Which lines in the records below contain the word "MATERIAL"? Copy each of them.
---*---
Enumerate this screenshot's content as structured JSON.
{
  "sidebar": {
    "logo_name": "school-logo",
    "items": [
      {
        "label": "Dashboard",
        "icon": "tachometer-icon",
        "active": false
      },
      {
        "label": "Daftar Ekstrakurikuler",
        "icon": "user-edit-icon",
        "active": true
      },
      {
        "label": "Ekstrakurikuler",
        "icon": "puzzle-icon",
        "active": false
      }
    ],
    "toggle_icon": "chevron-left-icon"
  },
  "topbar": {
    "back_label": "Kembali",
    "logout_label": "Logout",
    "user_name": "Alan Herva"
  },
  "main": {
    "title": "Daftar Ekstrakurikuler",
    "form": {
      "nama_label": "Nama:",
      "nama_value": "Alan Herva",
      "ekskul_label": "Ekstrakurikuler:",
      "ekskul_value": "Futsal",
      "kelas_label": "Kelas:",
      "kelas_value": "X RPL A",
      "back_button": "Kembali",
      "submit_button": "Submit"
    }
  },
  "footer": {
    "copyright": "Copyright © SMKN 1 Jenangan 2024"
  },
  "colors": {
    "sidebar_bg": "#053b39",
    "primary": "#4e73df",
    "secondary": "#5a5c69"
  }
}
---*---
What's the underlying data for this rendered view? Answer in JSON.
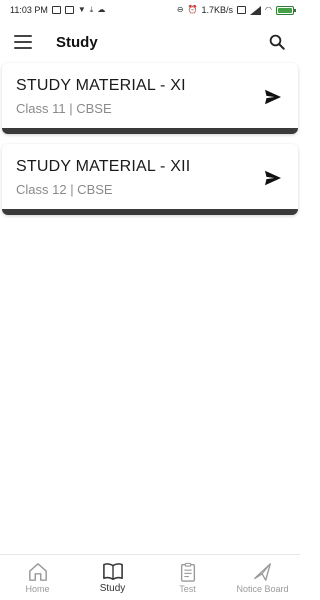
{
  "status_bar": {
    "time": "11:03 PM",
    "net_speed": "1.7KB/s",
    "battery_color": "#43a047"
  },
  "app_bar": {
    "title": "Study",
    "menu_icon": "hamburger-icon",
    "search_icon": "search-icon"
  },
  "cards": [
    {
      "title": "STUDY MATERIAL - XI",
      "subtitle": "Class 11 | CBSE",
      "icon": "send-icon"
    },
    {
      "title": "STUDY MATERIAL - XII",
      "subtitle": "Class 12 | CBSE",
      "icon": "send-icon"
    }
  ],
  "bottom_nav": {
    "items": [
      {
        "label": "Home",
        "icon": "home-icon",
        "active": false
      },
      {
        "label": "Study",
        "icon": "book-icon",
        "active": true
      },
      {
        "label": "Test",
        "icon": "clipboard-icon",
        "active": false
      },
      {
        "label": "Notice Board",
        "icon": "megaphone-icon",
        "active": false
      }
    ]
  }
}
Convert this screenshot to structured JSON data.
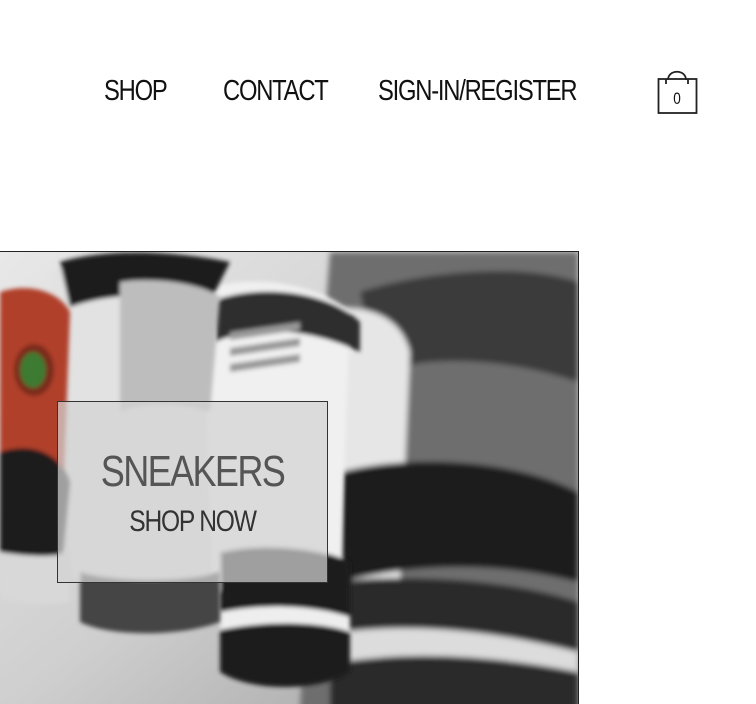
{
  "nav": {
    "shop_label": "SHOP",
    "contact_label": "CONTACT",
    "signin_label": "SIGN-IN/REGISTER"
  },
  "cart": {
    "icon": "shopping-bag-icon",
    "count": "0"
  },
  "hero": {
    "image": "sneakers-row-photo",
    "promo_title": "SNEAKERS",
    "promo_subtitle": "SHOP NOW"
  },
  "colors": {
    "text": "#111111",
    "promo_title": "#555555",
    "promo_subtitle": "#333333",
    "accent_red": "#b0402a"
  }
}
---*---
ANSWER SPACE:
      "title": "STUDY MATERIAL - XI",
      "title": "STUDY MATERIAL - XII",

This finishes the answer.